I continued to walk downstream after that. And I made my way to the root pool. The root pool is a nice deep pool that has a rather large tree on the opposite side of the stream. Its roots make their way into the bank and the stream on the far side in an attempt to keep it standing. But this year a very large section of the tree broke off and fell into and across the pool. This has made it difficult to land any fish that is hooked in the pool. And it came in to play this morning, as I lost the second fish I hooked when it ran under that limb. I tried to put as much pressure as I could on the fish, hoping to turn it. But the only thing I got out of that exercise was a broken tippet and a lost fly.
Things would take a turn for the better at the next run. And in the last half of the morning of fishing I manged to land two small male Atlantic salmon of about 22" to 24" inches in length and my best brown trout of the season so far. A very nice male brown trout of 28" that was probably close to 10lbs. And thanks to Rich, who had made his way downstream to where I was, I was able to get a few photos for this blog!
I had to leave, but Rich had the run now and continued to fish for a little while. I got an e-mail an hour or so later from Rich saying that he did manage to hook up twice and land a nice coho salmon of about 24" inches or so. A great morning for the both of us!
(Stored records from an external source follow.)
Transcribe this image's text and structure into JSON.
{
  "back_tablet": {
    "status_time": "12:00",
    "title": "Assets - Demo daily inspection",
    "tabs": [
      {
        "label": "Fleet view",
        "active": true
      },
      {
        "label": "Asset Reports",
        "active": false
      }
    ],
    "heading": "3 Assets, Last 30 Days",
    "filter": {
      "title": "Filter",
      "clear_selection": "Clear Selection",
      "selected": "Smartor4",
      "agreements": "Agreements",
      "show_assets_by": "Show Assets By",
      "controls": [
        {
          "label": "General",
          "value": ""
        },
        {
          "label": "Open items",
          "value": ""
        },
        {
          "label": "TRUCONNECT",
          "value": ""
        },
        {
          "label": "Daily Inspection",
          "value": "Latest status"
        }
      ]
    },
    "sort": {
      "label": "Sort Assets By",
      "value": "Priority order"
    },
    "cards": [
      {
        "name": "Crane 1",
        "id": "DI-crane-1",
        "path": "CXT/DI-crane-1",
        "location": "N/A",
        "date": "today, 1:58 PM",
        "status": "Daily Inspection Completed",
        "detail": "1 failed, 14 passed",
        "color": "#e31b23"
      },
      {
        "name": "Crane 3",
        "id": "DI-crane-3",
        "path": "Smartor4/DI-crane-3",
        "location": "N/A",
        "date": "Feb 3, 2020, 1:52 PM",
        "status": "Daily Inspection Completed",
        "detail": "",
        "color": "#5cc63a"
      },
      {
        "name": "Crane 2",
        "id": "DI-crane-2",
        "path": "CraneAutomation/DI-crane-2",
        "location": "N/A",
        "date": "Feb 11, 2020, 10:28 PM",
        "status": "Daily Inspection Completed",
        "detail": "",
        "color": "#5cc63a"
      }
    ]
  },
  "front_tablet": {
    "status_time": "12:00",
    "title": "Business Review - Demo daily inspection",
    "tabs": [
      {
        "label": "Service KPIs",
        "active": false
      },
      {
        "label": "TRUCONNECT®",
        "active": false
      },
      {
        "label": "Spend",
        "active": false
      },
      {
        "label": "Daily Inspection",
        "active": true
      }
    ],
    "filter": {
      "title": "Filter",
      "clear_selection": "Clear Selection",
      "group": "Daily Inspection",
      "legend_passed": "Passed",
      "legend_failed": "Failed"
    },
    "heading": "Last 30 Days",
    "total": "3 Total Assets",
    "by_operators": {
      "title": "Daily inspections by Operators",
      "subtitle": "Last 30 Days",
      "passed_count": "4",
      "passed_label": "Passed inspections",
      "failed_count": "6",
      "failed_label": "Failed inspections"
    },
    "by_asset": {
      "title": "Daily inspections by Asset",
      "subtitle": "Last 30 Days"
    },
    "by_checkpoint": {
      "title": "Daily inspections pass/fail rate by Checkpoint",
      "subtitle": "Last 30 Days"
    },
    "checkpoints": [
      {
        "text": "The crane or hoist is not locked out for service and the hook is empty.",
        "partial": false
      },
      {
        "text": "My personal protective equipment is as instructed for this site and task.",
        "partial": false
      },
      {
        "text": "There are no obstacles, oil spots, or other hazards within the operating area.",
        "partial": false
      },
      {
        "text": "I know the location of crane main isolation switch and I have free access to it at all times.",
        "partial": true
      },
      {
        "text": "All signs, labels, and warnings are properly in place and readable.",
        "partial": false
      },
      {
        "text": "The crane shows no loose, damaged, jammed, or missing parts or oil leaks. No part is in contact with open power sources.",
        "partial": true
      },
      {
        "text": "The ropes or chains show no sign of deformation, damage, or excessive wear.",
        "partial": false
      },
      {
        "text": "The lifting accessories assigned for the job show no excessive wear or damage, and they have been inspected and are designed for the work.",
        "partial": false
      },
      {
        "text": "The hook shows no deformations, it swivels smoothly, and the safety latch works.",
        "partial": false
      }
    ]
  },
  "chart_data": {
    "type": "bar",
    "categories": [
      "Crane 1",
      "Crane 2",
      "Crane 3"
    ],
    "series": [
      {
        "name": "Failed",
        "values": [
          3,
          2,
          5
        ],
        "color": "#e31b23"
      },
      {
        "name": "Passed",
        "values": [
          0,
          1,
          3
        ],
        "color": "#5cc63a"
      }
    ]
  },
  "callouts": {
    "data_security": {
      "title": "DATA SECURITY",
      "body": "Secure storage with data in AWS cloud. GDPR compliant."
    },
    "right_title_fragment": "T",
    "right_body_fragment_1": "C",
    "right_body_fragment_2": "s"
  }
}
But I must say that this is becoming a typical scenario for Rich. He seems to wait until the very end to get his fish. This past spring he waited until I had walked around the corner and out of sight before he hooked and landed his first ever tributary steelhead. Luckily Luke was there to net the fish and take a few photos for him. And this October at our trip to Oak Orchard, Rich waited until the very last minute to hook up with a huge Chinook salmon. It was an epic battle that ended well(thanks to coaching from Bob and Luke). And Luke was there again to take some great photos of some very tired but happy anglers. And now this past Monday, Rich again waits until the end to put some numbers on the board. My only question is why? He has the skills to get into fish. Is it because he has a flare for the dramatic? Or perhaps he is like a lizard that needs to sun itself before it becomes active. Or perhaps he just doesn't want his mug to make it on this blog. I'm not really sure what the deal is, but I hope he changes his mode of operation soon. I can't keep getting e-mails after the fact, it's killing me!
All joking aside, it was a great morning to be out on the stream. And thanks Rich for taking a few photos for me. Next time make sure to get a fish before I leave!